Qualitative Research: 3 Practical Tips on What to use When
This article is for people who want to use re-emerging qualitative research techniques like individual interviews, focus groups and online communities but who lack the experience to know what technique to use when.
The 3 Things to Consider
To choose the method, first identify what you want to find out
- Behaviour - what people do?
- Psychology - what people think or feel, what motivates them or demotivates them?
- Culture and society - how concepts and ideas are expressed and how this is changing, how topics are debated and discussed.
1. Researching behaviour
If you want to find out about customer or user behaviour, you need to conduct some form of ethnography. In commercial research (rather than in anthropology), ‘ethnography’ usually means observing people directly as they are doing whatever it is you are interested in. Conversation will also be part of this.
Observation should be ‘in the wild’, i.e where people usually are when they use this product or service. If the product or service is used by people on their own, observe people using it on their own. If interaction with others or with specific places or objects is a key part of this product or service, make sure you observe in those contexts.
Ask yourself: do I have the right skills for this?
To do ethnography well you need to be a good and patient impartial observer and to be able to put people at their ease. If this is not your skill set, ask a professional to do this for you.
2. Researching psychology
If you want to know what people think or feel, or to find out what motivates people, then you will need to interview them, whether that means in person or online.
The method to use depends on three things: what you want to know, who you want to know it from and what kind of material you have to research or test.
What you want to know:
- Do you need to learn a lot from a single individual? Then interview them on their own.

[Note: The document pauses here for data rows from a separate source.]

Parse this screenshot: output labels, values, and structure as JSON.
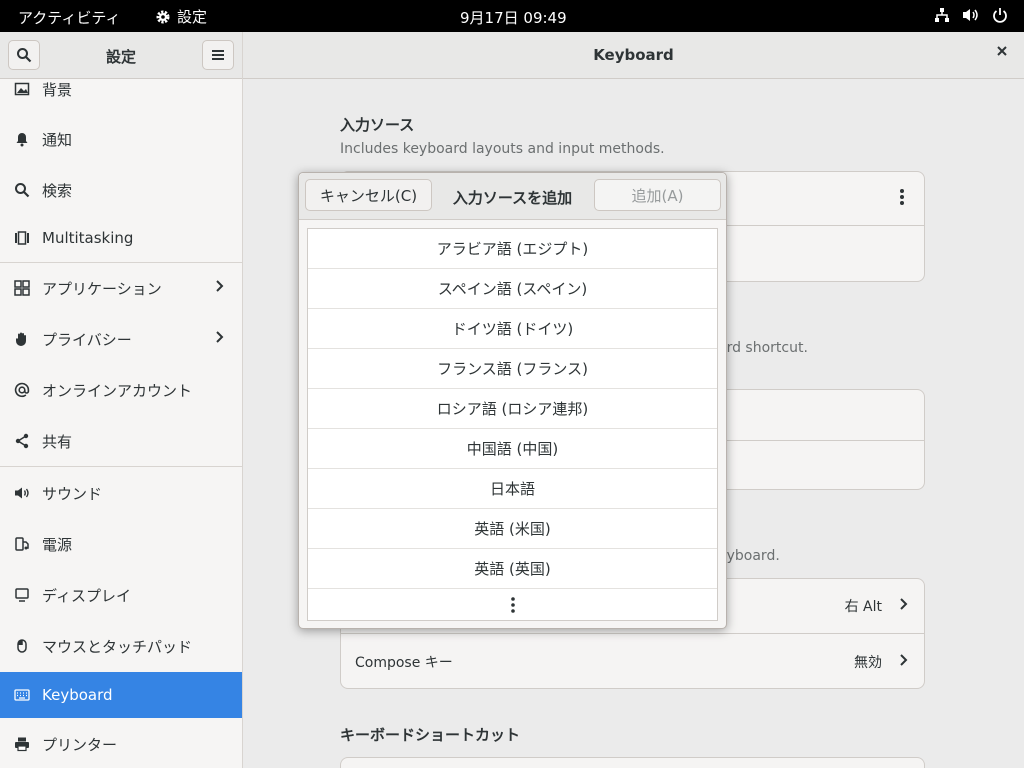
{
  "topbar": {
    "activities": "アクティビティ",
    "app_name": "設定",
    "clock": "9月17日  09:49"
  },
  "sidebar": {
    "title": "設定",
    "items": [
      {
        "label": "背景",
        "icon": "background-icon"
      },
      {
        "label": "通知",
        "icon": "bell-icon"
      },
      {
        "label": "検索",
        "icon": "search-icon"
      },
      {
        "label": "Multitasking",
        "icon": "multitasking-icon"
      },
      {
        "label": "アプリケーション",
        "icon": "apps-grid-icon"
      },
      {
        "label": "プライバシー",
        "icon": "hand-icon"
      },
      {
        "label": "オンラインアカウント",
        "icon": "at-icon"
      },
      {
        "label": "共有",
        "icon": "share-icon"
      },
      {
        "label": "サウンド",
        "icon": "speaker-icon"
      },
      {
        "label": "電源",
        "icon": "power-plug-icon"
      },
      {
        "label": "ディスプレイ",
        "icon": "display-icon"
      },
      {
        "label": "マウスとタッチパッド",
        "icon": "mouse-icon"
      },
      {
        "label": "Keyboard",
        "icon": "keyboard-icon"
      },
      {
        "label": "プリンター",
        "icon": "printer-icon"
      }
    ]
  },
  "main": {
    "title": "Keyboard",
    "input_sources": {
      "title": "入力ソース",
      "desc": "Includes keyboard layouts and input methods."
    },
    "partial_desc": "ard shortcut.",
    "special_desc": "eyboard.",
    "alternate_chars_value": "右 Alt",
    "compose": {
      "label": "Compose キー",
      "value": "無効"
    },
    "shortcuts_title": "キーボードショートカット"
  },
  "dialog": {
    "cancel_label": "キャンセル(C)",
    "title": "入力ソースを追加",
    "add_label": "追加(A)",
    "languages": [
      "アラビア語 (エジプト)",
      "スペイン語 (スペイン)",
      "ドイツ語 (ドイツ)",
      "フランス語 (フランス)",
      "ロシア語 (ロシア連邦)",
      "中国語 (中国)",
      "日本語",
      "英語 (米国)",
      "英語 (英国)"
    ]
  },
  "colors": {
    "accent": "#3584e4",
    "topbar": "#000000"
  }
}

- Do you want to know what the spread and diversity of ideas is? Then interview a group of people and allow them to share their ideas and opinions.

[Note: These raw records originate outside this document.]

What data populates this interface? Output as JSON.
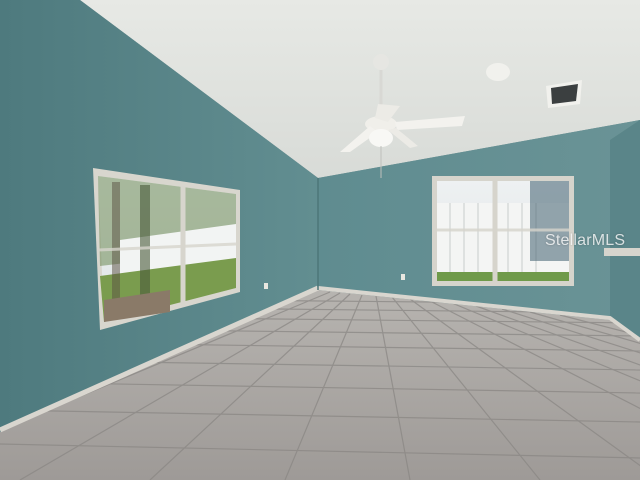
{
  "photo": {
    "watermark_text": "StellarMLS",
    "colors": {
      "wall": "#5f8a8d",
      "wall_dark": "#4e7679",
      "ceiling": "#e9ebe7",
      "floor_tile": "#a9a6a4",
      "grout": "#858280",
      "baseboard": "#d8d6d0",
      "window_frame": "#d9d7cf"
    }
  }
}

- Do you think it will help people to talk about something if they have other people to chat to? Then interview more than one person at a time. If the presence of other people will hinder them, interview them on their own.
Who you want to know it from:
- Can you get all the relevant people in the same physical location at the same time? If not, face to face groups are not an option. Consider online groups or an online community, or an individual interview.
- Can the moderator or interviewer be in the same place as the participants? If not, consider depth interviews or focus groups by webcam.
- If the product or service is used by people on their own, you can interview them on their own but if interaction with others (such as colleagues or family) is important then include them too.
How much material you have:
- Do you have a single topic - for example one prototype, or one ad to test? If that is the case, individual interviews are almost always the best option. Groups and communities are best when there are more topics to explore or discuss.
- Do you have a broad range of topics? You want to explore the product, the pack, the advertising, competitive advertising and more? Consider online communities for say 3 or 4 days, with one topic per day (but your topic has to be interesting enough for people to want to log on for half an hour every day for several days.)
The skills you need for any form of interviewing are:
The ability to craft the right question in the right way; the ability to listen; and an understanding of the logistics involved. If these are not in your skill set, ask a professional.
3. Culture and society
Let’s say that you want to know how people’s ideas of ‘freshness’ are changing or how a concept like ‘the right to privacy’ is being debated and discussed. These are cultural issues, so you need to use cultural analysis methods. There are two of these:
- Semiotics: use semiotics to analyse how concepts and ideas are expressed visually and through sound. Semiotics comprises a range of analytical techniques which can be used on such things as advertising, websites, packaging, books, movies and TV shows.
- Discourse analysis: use discourse analysis to analyse spoken or written language. Use it to analyse how ideas are expressed in corporate communications and print media for example.
The skills you need:
These are specialist topics. Contact a professional.